Exercise brief: State only how many lines in the listing contain the string "description".

Available data:
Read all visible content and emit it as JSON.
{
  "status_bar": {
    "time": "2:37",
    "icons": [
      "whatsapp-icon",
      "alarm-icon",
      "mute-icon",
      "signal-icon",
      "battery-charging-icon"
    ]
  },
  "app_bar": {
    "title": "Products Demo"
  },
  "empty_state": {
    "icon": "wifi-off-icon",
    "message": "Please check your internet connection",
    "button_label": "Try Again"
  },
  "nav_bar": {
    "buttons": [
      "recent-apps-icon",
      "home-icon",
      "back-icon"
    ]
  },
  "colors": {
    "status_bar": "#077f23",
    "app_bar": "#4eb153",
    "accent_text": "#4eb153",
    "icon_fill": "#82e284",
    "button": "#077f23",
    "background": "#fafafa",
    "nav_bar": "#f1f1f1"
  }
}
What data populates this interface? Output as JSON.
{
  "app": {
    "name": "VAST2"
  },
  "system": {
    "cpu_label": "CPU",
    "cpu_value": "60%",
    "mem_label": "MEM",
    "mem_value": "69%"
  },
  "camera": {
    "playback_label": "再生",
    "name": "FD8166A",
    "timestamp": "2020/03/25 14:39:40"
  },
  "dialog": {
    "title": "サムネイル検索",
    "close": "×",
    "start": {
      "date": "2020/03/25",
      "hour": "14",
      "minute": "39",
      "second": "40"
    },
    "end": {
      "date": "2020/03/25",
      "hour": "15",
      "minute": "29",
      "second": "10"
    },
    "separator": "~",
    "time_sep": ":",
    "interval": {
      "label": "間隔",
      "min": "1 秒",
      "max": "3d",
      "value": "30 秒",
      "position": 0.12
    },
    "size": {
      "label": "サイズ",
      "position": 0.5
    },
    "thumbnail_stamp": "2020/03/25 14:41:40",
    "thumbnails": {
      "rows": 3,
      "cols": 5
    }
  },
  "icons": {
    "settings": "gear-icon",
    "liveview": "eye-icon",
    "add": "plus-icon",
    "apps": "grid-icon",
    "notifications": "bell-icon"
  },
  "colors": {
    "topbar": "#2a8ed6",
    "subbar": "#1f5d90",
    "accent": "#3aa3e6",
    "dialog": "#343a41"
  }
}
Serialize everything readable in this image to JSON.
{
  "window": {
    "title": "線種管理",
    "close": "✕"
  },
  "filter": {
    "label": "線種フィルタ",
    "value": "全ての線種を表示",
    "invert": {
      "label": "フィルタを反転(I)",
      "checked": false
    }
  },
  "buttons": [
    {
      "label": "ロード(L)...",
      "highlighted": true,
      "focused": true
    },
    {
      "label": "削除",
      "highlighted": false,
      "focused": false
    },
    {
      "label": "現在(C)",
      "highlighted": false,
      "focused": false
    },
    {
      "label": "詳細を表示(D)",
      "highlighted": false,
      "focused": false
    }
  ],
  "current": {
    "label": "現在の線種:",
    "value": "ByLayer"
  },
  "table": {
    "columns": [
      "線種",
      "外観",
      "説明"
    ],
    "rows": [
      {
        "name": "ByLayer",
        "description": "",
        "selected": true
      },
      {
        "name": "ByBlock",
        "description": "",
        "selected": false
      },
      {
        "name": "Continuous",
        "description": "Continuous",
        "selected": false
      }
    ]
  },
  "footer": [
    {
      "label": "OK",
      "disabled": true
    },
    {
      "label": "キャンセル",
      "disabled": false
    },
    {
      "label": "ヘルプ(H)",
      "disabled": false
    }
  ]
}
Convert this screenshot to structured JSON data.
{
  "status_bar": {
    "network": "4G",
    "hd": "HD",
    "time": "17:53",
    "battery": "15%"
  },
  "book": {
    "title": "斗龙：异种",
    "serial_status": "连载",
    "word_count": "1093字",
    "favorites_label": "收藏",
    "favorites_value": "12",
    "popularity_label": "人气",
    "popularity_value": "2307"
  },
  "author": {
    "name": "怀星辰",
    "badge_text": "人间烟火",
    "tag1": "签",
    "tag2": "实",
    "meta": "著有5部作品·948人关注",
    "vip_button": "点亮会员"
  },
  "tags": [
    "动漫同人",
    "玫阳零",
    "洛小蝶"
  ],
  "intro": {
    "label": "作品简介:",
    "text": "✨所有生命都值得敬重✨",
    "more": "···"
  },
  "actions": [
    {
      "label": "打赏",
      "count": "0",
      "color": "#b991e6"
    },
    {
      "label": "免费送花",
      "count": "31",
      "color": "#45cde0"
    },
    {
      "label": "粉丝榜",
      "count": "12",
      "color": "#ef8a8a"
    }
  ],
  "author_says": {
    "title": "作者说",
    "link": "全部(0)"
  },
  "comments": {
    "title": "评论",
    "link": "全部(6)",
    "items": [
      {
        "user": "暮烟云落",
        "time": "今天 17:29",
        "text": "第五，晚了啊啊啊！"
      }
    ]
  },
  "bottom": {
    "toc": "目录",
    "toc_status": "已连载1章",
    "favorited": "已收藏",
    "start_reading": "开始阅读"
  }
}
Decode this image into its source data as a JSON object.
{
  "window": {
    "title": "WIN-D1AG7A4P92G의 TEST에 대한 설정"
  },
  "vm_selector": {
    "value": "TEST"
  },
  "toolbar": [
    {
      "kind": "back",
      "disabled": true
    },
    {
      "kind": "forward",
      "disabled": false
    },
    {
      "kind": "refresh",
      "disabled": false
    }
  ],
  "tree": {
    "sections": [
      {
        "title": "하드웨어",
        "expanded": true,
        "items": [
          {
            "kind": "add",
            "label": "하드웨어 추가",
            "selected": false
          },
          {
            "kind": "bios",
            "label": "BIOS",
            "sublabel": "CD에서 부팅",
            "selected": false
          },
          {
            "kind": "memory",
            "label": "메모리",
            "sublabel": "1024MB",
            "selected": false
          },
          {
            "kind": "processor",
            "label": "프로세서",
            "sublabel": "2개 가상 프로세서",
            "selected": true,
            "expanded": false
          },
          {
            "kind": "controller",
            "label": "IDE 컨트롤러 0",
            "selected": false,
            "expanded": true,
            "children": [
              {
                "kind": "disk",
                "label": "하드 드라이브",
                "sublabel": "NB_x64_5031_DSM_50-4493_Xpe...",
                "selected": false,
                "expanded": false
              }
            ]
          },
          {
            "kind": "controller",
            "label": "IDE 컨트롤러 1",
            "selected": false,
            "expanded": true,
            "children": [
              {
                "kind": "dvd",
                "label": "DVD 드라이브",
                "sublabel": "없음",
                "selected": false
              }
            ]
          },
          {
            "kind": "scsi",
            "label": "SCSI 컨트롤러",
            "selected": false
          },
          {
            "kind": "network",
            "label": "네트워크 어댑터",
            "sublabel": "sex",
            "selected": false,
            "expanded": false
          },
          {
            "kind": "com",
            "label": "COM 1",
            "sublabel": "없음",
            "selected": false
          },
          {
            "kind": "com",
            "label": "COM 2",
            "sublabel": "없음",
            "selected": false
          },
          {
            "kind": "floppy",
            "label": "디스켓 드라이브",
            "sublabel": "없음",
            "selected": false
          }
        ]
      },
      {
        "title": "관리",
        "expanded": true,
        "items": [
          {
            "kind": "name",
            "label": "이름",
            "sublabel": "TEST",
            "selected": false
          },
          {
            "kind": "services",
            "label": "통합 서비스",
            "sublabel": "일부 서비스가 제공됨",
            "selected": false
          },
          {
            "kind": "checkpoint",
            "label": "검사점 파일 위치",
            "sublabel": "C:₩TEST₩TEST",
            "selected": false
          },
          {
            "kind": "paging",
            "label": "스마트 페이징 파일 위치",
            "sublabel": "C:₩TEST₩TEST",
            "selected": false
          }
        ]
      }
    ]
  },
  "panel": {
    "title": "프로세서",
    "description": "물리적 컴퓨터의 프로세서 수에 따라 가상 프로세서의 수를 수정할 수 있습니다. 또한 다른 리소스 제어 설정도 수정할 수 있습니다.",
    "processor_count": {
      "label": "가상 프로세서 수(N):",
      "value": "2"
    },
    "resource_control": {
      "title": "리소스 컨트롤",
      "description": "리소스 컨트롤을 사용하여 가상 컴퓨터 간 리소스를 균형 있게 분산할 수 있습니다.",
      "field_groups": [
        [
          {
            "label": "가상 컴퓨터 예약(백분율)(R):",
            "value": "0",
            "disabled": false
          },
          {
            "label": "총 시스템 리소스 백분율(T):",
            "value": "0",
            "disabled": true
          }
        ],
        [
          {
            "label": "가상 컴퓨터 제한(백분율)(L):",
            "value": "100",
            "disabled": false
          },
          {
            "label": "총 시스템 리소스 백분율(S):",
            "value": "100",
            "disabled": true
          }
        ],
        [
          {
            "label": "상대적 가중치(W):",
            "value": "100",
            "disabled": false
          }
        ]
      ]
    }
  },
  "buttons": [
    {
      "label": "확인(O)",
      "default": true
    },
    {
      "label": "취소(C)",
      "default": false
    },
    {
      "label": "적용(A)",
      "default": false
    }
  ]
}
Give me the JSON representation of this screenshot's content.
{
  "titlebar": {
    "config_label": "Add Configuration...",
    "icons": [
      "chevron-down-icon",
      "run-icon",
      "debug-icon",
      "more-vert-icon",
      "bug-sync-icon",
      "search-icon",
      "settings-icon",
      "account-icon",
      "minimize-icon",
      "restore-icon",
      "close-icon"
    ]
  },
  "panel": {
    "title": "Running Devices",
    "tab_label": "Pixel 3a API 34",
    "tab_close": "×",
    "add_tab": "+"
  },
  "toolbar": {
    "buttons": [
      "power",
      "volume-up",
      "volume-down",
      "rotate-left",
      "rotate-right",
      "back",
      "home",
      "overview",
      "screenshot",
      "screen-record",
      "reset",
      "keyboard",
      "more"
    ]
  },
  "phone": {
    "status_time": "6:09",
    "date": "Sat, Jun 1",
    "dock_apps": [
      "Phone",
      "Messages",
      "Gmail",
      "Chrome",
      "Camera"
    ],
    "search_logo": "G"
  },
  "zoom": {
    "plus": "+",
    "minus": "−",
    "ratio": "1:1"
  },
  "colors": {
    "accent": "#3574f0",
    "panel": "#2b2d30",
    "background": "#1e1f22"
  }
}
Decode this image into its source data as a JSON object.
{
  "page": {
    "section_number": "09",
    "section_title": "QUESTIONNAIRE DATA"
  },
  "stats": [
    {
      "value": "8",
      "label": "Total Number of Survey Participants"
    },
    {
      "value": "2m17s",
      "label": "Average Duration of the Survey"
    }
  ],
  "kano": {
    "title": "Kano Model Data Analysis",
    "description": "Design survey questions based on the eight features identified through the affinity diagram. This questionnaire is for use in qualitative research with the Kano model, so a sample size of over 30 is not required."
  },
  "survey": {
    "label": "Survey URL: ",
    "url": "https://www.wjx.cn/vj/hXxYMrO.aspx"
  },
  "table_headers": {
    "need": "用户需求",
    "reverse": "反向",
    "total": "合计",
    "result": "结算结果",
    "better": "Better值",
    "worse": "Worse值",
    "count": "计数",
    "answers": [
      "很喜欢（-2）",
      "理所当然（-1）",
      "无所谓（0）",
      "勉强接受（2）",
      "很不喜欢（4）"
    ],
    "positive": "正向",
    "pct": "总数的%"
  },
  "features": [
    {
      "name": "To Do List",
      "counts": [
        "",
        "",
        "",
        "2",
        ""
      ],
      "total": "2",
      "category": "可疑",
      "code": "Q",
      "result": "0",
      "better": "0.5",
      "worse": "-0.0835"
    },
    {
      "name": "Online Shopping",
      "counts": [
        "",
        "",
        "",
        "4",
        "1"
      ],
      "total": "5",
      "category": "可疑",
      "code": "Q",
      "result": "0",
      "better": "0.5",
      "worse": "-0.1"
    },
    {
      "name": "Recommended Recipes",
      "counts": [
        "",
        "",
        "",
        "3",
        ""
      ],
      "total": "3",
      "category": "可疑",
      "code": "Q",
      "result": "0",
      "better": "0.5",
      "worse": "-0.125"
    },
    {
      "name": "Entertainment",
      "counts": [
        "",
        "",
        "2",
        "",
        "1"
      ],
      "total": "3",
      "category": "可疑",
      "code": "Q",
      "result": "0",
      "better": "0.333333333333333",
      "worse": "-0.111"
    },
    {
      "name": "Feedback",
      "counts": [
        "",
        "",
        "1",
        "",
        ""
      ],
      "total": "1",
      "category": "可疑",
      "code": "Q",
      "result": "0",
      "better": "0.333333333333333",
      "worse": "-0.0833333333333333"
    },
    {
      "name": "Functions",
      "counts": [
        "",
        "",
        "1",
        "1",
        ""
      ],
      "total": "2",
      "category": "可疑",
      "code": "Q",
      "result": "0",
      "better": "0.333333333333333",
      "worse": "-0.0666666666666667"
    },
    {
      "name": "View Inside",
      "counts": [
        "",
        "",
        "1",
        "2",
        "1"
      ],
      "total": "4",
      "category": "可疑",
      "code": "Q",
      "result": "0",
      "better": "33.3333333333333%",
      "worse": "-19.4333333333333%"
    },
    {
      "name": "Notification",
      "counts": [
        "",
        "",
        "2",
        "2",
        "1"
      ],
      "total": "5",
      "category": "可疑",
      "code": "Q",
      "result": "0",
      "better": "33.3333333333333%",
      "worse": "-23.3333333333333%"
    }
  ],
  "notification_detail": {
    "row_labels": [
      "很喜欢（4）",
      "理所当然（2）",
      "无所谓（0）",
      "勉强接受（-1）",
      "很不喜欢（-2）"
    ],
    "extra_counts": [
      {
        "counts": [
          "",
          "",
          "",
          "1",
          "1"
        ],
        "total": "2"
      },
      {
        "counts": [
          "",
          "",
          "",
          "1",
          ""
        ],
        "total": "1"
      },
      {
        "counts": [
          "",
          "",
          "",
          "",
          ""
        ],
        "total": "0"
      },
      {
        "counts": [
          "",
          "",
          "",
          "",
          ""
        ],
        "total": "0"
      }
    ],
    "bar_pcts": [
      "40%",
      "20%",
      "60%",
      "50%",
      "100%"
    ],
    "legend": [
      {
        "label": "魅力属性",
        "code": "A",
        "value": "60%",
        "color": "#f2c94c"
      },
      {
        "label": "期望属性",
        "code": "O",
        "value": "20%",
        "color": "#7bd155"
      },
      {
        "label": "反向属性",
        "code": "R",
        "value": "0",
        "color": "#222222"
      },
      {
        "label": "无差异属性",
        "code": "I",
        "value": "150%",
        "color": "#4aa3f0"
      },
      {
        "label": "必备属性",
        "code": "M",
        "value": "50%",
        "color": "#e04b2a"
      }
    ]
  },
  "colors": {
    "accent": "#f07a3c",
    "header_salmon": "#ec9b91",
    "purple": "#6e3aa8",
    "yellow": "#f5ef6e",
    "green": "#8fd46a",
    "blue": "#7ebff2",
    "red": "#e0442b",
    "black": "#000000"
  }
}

Exercise solution: 6